-- Opening Marker --
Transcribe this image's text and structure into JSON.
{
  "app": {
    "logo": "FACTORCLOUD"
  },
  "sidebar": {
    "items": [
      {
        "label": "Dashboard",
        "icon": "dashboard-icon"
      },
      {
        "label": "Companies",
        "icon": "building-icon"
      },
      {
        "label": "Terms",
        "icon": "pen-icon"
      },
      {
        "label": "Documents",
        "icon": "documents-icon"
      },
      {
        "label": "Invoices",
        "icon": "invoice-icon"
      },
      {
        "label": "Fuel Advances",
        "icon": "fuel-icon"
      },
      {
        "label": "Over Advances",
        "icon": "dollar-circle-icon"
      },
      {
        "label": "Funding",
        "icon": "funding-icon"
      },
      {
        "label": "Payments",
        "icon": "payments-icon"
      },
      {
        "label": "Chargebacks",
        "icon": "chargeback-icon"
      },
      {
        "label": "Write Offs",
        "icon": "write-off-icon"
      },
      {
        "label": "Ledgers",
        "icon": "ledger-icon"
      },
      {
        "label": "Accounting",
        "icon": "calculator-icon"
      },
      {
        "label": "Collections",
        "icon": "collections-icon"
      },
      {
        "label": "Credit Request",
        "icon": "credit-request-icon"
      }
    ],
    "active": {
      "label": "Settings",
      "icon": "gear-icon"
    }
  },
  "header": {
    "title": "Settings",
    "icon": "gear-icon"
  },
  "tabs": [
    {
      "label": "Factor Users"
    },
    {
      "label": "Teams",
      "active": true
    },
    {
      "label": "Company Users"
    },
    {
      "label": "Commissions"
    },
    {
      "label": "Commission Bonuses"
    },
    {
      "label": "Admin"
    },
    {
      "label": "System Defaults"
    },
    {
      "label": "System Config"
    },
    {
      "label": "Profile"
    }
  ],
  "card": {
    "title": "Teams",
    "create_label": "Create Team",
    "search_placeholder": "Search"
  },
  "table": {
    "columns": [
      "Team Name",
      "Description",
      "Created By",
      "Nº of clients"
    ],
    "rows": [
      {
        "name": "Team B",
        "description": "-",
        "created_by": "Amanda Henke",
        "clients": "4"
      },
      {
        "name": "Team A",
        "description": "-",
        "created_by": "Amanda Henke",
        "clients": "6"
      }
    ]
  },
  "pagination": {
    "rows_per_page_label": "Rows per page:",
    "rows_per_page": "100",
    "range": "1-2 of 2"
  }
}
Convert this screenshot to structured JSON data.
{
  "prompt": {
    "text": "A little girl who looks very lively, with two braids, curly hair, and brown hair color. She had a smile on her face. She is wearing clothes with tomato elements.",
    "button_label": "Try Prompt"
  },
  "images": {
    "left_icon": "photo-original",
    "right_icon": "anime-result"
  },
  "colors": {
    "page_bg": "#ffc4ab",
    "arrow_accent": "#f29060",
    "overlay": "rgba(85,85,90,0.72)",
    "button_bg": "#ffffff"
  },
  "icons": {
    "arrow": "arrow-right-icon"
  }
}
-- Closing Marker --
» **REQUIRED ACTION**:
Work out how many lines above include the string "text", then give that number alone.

» **SOLUTION**:
2